What the exercise asks: An exact copy of every record, with no pictures, please.

Records Start Marker

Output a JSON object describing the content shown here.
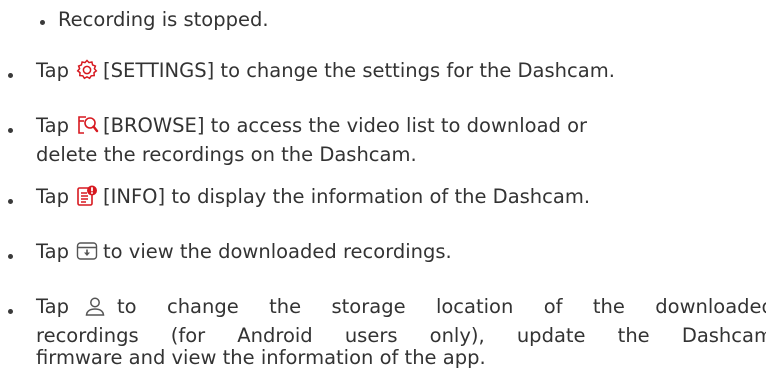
{
  "colors": {
    "text": "#333333",
    "icon_red": "#d71920",
    "icon_gray": "#555555"
  },
  "items": [
    {
      "line1": "Recording is stopped."
    },
    {
      "tap": "Tap",
      "icon": "settings-icon",
      "line1": "[SETTINGS] to change the settings for the Dashcam."
    },
    {
      "tap": "Tap",
      "icon": "browse-icon",
      "line1": "[BROWSE] to access the video list to download or",
      "line2": "delete the recordings on the Dashcam."
    },
    {
      "tap": "Tap",
      "icon": "info-icon",
      "line1": "[INFO] to display the information of the Dashcam."
    },
    {
      "tap": "Tap",
      "icon": "downloads-icon",
      "line1": "to view the downloaded recordings."
    },
    {
      "tap": "Tap",
      "icon": "user-icon",
      "line1_words": [
        "to",
        "change",
        "the",
        "storage",
        "location",
        "of",
        "the",
        "downloaded"
      ],
      "line2_words": [
        "recordings",
        "(for",
        "Android",
        "users",
        "only),",
        "update",
        "the",
        "Dashcam"
      ],
      "line3": "firmware and view the information of the app."
    }
  ]
}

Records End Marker

Task answer:
Output a JSON object describing the content shown here.
{
  "colors": {
    "text": "#333333",
    "icon_red": "#d71920",
    "icon_gray": "#555555"
  },
  "items": [
    {
      "line1": "Recording is stopped."
    },
    {
      "tap": "Tap",
      "icon": "settings-icon",
      "line1": "[SETTINGS] to change the settings for the Dashcam."
    },
    {
      "tap": "Tap",
      "icon": "browse-icon",
      "line1": "[BROWSE] to access the video list to download or",
      "line2": "delete the recordings on the Dashcam."
    },
    {
      "tap": "Tap",
      "icon": "info-icon",
      "line1": "[INFO] to display the information of the Dashcam."
    },
    {
      "tap": "Tap",
      "icon": "downloads-icon",
      "line1": "to view the downloaded recordings."
    },
    {
      "tap": "Tap",
      "icon": "user-icon",
      "line1_words": [
        "to",
        "change",
        "the",
        "storage",
        "location",
        "of",
        "the",
        "downloaded"
      ],
      "line2_words": [
        "recordings",
        "(for",
        "Android",
        "users",
        "only),",
        "update",
        "the",
        "Dashcam"
      ],
      "line3": "firmware and view the information of the app."
    }
  ]
}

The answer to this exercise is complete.